I have a large proportion of Australian flora and fauna too well-laundered to show here. The examples displayed are the best I could find in the kitchen drawer. A lovely giraffe print from Western Plains Zoo, Dubbo NSW, was singed from a cooking incident. My recently purchased Cecily teatowel (below) is part of a book-themed series from New Zealand. It will not suffer the fate of another limited edition teatowel which, shock horror, was used to wipe the stove griller.
Teatowels sound old-fashioned and domesticated but they can become the focus of teenage washing-up disputes and used as a weapon to flick people. Snap!
Apparently teatowels originated in Victorian England and were used at teatime to keep the china in good condition.

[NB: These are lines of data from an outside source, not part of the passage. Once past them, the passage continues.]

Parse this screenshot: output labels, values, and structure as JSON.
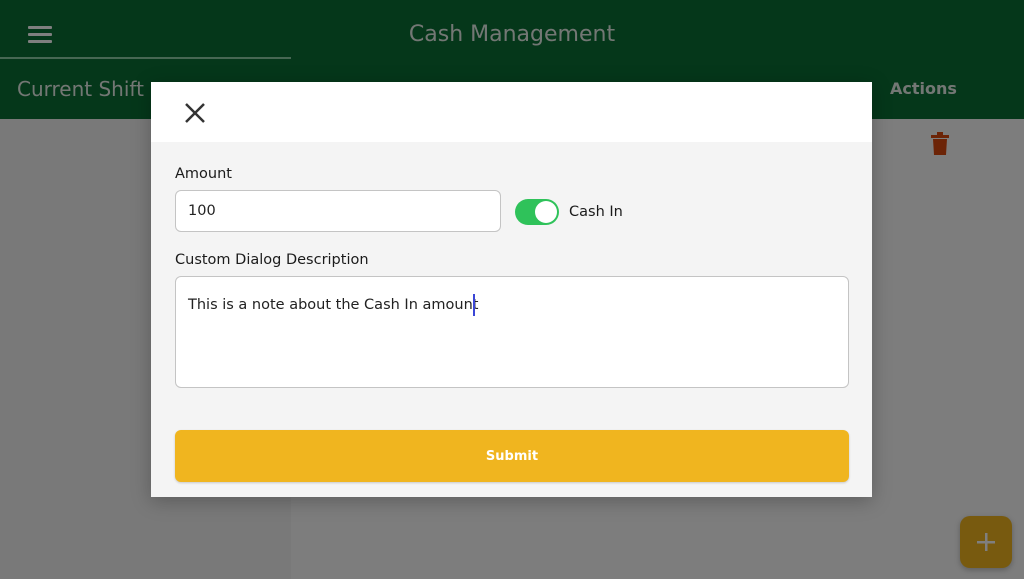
{
  "app": {
    "title": "Cash Management",
    "menu_icon": "hamburger-menu-icon"
  },
  "tabs": {
    "current_shift": "Current Shift",
    "actions_header": "Actions"
  },
  "list": {
    "delete_icon": "trash-icon"
  },
  "fab": {
    "icon": "plus-icon"
  },
  "dialog": {
    "close_icon": "close-icon",
    "amount_label": "Amount",
    "amount_value": "100",
    "toggle_label": "Cash In",
    "toggle_on": true,
    "description_label": "Custom Dialog Description",
    "description_value": "This is a note about the Cash In amount",
    "submit_label": "Submit"
  },
  "colors": {
    "header_green": "#0b6f34",
    "accent_yellow": "#f0b51f",
    "toggle_green": "#2fc25a",
    "trash_orange": "#d9480f"
  }
}
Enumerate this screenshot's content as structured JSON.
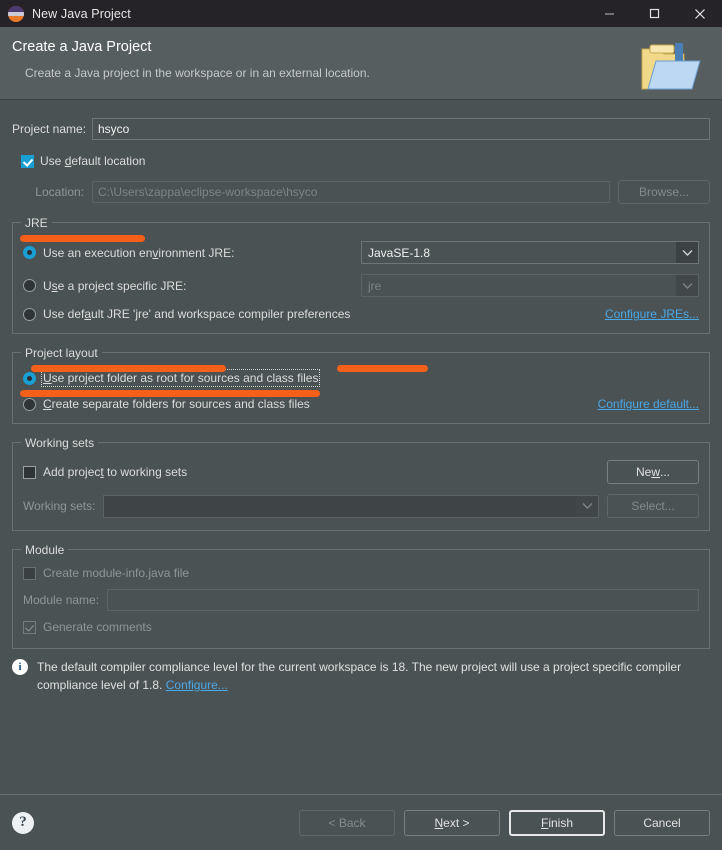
{
  "window": {
    "title": "New Java Project",
    "icon": "java-project-icon",
    "controls": {
      "minimize": "minimize-icon",
      "maximize": "maximize-icon",
      "close": "close-icon"
    }
  },
  "banner": {
    "title": "Create a Java Project",
    "subtitle": "Create a Java project in the workspace or in an external location.",
    "icon": "java-folder-icon"
  },
  "project": {
    "name_label": "Project name:",
    "name_value": "hsyco",
    "use_default_location_label": "Use default location",
    "use_default_location_checked": true,
    "location_label": "Location:",
    "location_value": "C:\\Users\\zappa\\eclipse-workspace\\hsyco",
    "browse_label": "Browse..."
  },
  "jre": {
    "group_title": "JRE",
    "options": [
      {
        "label": "Use an execution environment JRE:",
        "selected": true
      },
      {
        "label": "Use a project specific JRE:",
        "selected": false
      },
      {
        "label": "Use default JRE 'jre' and workspace compiler preferences",
        "selected": false
      }
    ],
    "execution_environment_value": "JavaSE-1.8",
    "project_jre_value": "jre",
    "configure_link": "Configure JREs..."
  },
  "layout": {
    "group_title": "Project layout",
    "options": [
      {
        "label": "Use project folder as root for sources and class files",
        "selected": true
      },
      {
        "label": "Create separate folders for sources and class files",
        "selected": false
      }
    ],
    "configure_link": "Configure default..."
  },
  "working_sets": {
    "group_title": "Working sets",
    "add_label": "Add project to working sets",
    "add_checked": false,
    "sets_label": "Working sets:",
    "sets_value": "",
    "new_label": "New...",
    "select_label": "Select..."
  },
  "module": {
    "group_title": "Module",
    "create_label": "Create module-info.java file",
    "create_checked": false,
    "name_label": "Module name:",
    "name_value": "",
    "comments_label": "Generate comments",
    "comments_checked": true
  },
  "info": {
    "icon": "info-icon",
    "text": "The default compiler compliance level for the current workspace is 18. The new project will use a project specific compiler compliance level of 1.8.",
    "link": "Configure..."
  },
  "footer": {
    "help_label": "?",
    "back_label": "< Back",
    "next_label": "Next >",
    "finish_label": "Finish",
    "cancel_label": "Cancel"
  },
  "colors": {
    "accent_highlight": "#f4601a",
    "link": "#4aa8e8",
    "selection": "#1a9fd4",
    "background": "#4b5254",
    "titlebar": "#252328"
  }
}
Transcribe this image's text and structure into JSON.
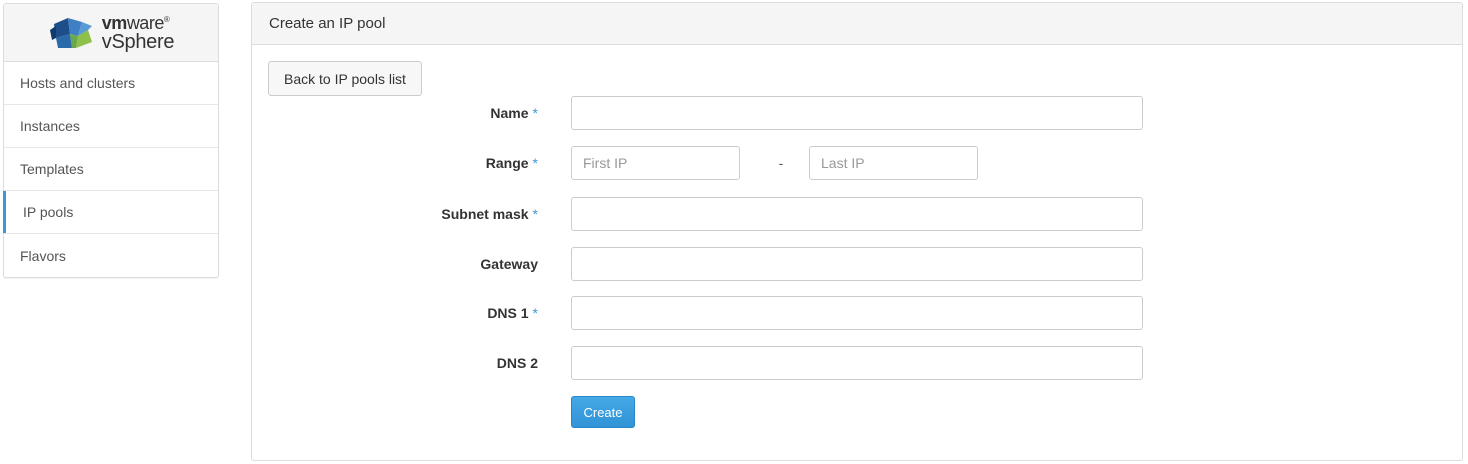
{
  "brand": {
    "vm_bold": "vm",
    "vm_light": "ware",
    "reg": "®",
    "product": "vSphere"
  },
  "sidebar": {
    "items": [
      {
        "label": "Hosts and clusters"
      },
      {
        "label": "Instances"
      },
      {
        "label": "Templates"
      },
      {
        "label": "IP pools",
        "active": true
      },
      {
        "label": "Flavors"
      }
    ],
    "accent_color": "#3a9ad9"
  },
  "panel": {
    "title": "Create an IP pool",
    "back_button": "Back to IP pools list"
  },
  "form": {
    "required_marker": "*",
    "name": {
      "label": "Name",
      "value": ""
    },
    "range": {
      "label": "Range",
      "first_placeholder": "First IP",
      "separator": "-",
      "last_placeholder": "Last IP"
    },
    "subnet_mask": {
      "label": "Subnet mask",
      "value": ""
    },
    "gateway": {
      "label": "Gateway",
      "value": ""
    },
    "dns1": {
      "label": "DNS 1",
      "value": ""
    },
    "dns2": {
      "label": "DNS 2",
      "value": ""
    },
    "submit": "Create"
  },
  "colors": {
    "primary_button": "#3a9ad9",
    "panel_heading_bg": "#f5f5f5",
    "border": "#dddddd"
  }
}
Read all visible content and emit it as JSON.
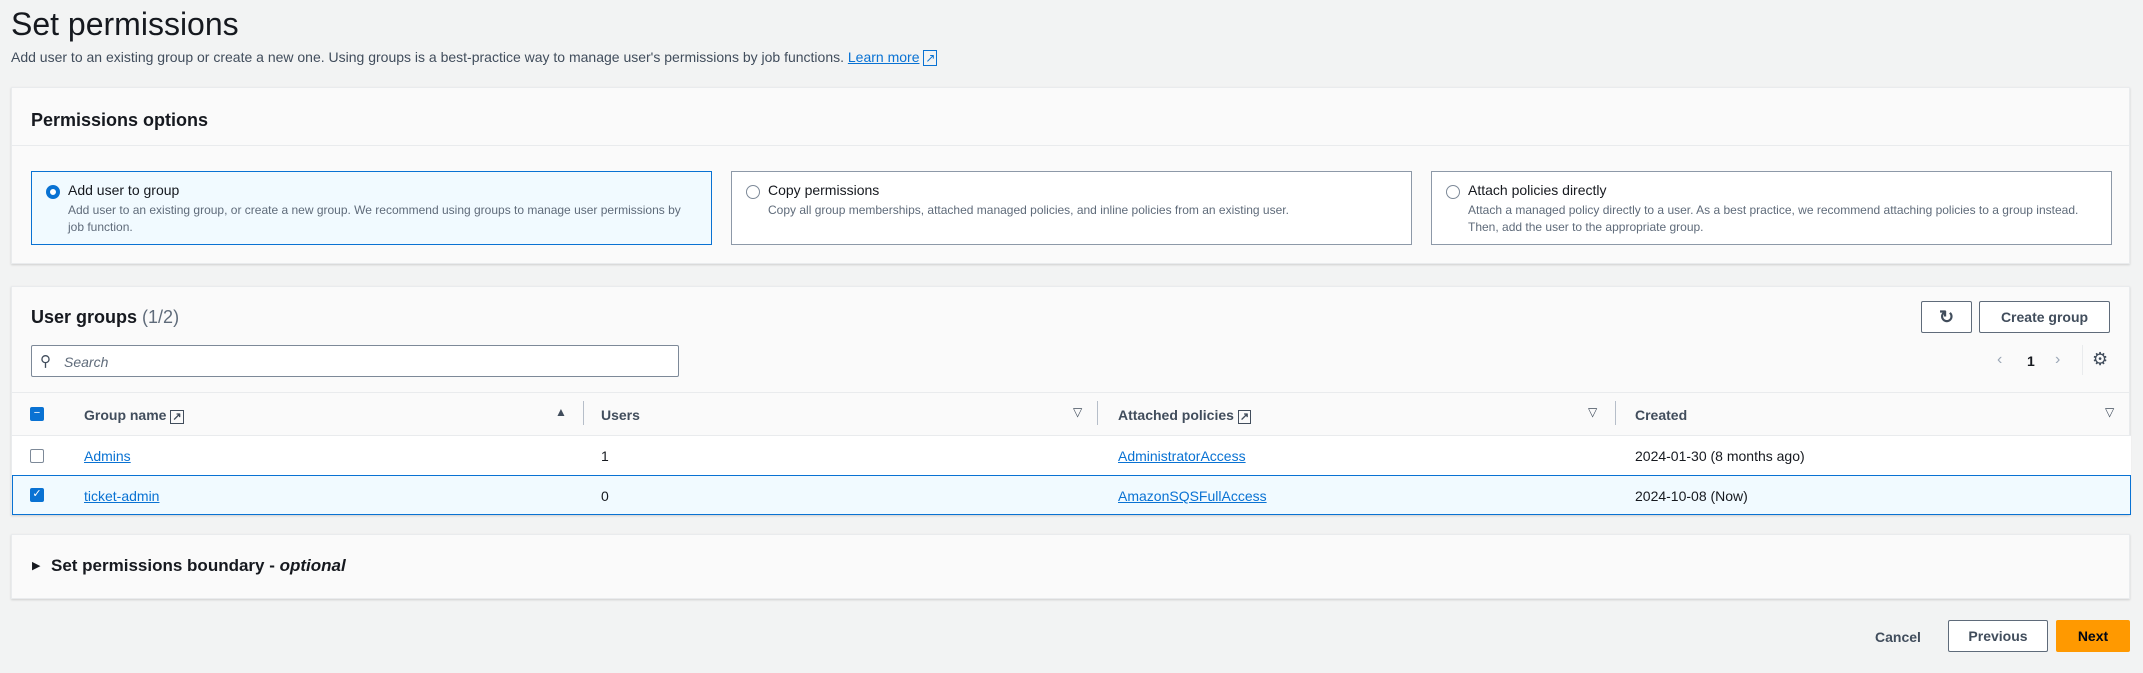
{
  "page": {
    "title": "Set permissions",
    "subtitle": "Add user to an existing group or create a new one. Using groups is a best-practice way to manage user's permissions by job functions.",
    "learn_more": "Learn more"
  },
  "options": {
    "title": "Permissions options",
    "selected": "Add user to group",
    "items": [
      {
        "label": "Add user to group",
        "desc": "Add user to an existing group, or create a new group. We recommend using groups to manage user permissions by job function."
      },
      {
        "label": "Copy permissions",
        "desc": "Copy all group memberships, attached managed policies, and inline policies from an existing user."
      },
      {
        "label": "Attach policies directly",
        "desc": "Attach a managed policy directly to a user. As a best practice, we recommend attaching policies to a group instead. Then, add the user to the appropriate group."
      }
    ]
  },
  "groups": {
    "title": "User groups",
    "count": "(1/2)",
    "create": "Create group",
    "search_placeholder": "Search",
    "page": "1",
    "columns": [
      "Group name",
      "Users",
      "Attached policies",
      "Created"
    ],
    "rows": [
      {
        "name": "Admins",
        "users": "1",
        "policies": "AdministratorAccess",
        "created": "2024-01-30 (8 months ago)",
        "selected": false
      },
      {
        "name": "ticket-admin",
        "users": "0",
        "policies": "AmazonSQSFullAccess",
        "created": "2024-10-08 (Now)",
        "selected": true
      }
    ]
  },
  "boundary": {
    "title": "Set permissions boundary",
    "optional": "optional"
  },
  "footer": {
    "cancel": "Cancel",
    "previous": "Previous",
    "next": "Next"
  },
  "colors": {
    "primary": "#ff9900",
    "link": "#0972d3"
  }
}
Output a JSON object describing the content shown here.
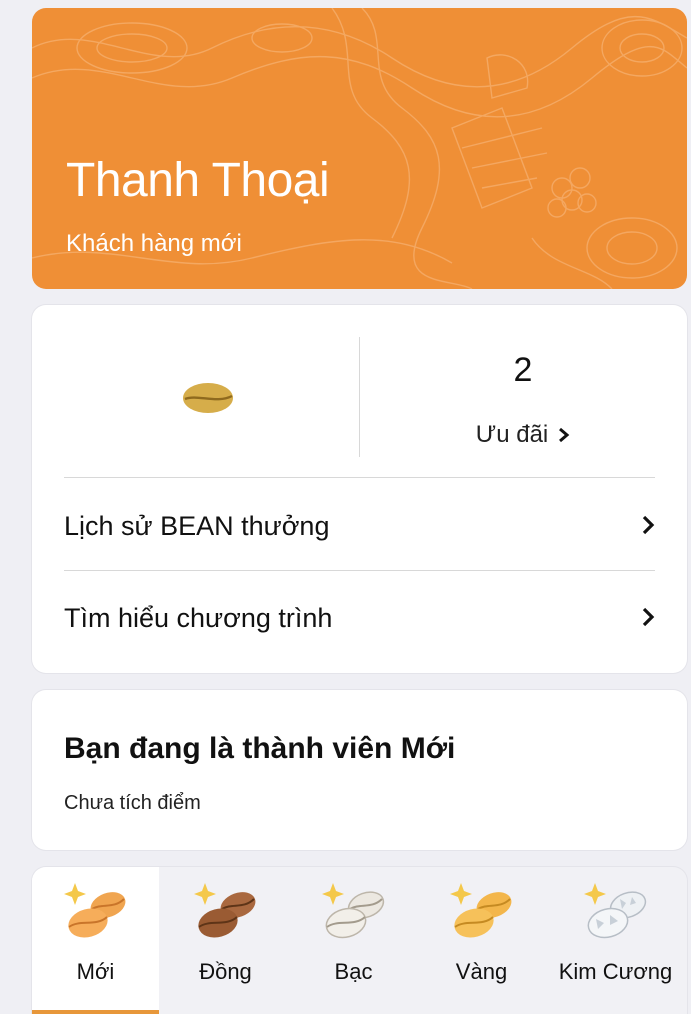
{
  "profile": {
    "name": "Thanh Thoại",
    "tier_label": "Khách hàng mới"
  },
  "points": {
    "bean_icon": "coffee-bean-icon",
    "offers_count": "2",
    "offers_label": "Ưu đãi",
    "rows": [
      {
        "label": "Lịch sử BEAN thưởng"
      },
      {
        "label": "Tìm hiểu chương trình"
      }
    ]
  },
  "membership": {
    "title": "Bạn đang là thành viên Mới",
    "subtitle": "Chưa tích điểm"
  },
  "tiers": [
    {
      "label": "Mới",
      "active": true,
      "color": "#f2a24e"
    },
    {
      "label": "Đồng",
      "active": false,
      "color": "#a9683f"
    },
    {
      "label": "Bạc",
      "active": false,
      "color": "#e9e6e0"
    },
    {
      "label": "Vàng",
      "active": false,
      "color": "#f3b64b"
    },
    {
      "label": "Kim Cương",
      "active": false,
      "color": "#eef1f4"
    }
  ],
  "colors": {
    "banner": "#ef8f36",
    "accent": "#e7973a",
    "background": "#efeff4"
  }
}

Baked goods were often laid on a teatowel to cool or alternatively kept moist under a teatowel. The name is different in different countries, in Australia a dishtowel/dishcloth is used for more heavy duty cleaning.
No doubt there is an online history of teatowels and teatowel aficionados around the world, but I am content in the knowledge that I have owned many useful hard-working ones over the years. Lightly imbued with nostalgia and sentiment, some were gifts, most I have bought, and one I designed myself which is not destined to be printed. That’s a good thing.
Do you still doodle on a notepad or scrap of paper? When telephones were fixed items, every office had a blotter with notepad and pen handy. Home phones had a dedicated area littered with paper and old envelopes for note-taking or scribbling a quick message with a stubby pencil. Doodling came into its own while listening to your boss rant or your mother dispense advice. It is quite possible that fifty percent of paper used in the world prior to computers and internet access was used for doodling while on the telephone.
It seems we only used half our brain when talking on the phone and, as evidenced today, we had to be occupied with something else at the same time. Lo, mobile phones were born! Or in other countries, lo, cell phones were born! With access to a myriad of mind-occupying pastimes. And you can personalise any device; doodling without pen or paper. I don’t think it’s necessary to launch into the historic progress of communications over the centuries but I can guarantee it will get more and more streamline, more and more accessible and more and more invasive. Computer art is not really doodling…
I love curlicues and my featured doodle was penned while I was listening to a podcast so perhaps there is still a time and place for doodling. I don’t know where that snail came from but I can use any number of tech devices, themes and programs to jazz him up. Do I want to? Nah, think I’ll just leave him on an old piece of recycled A4 paper.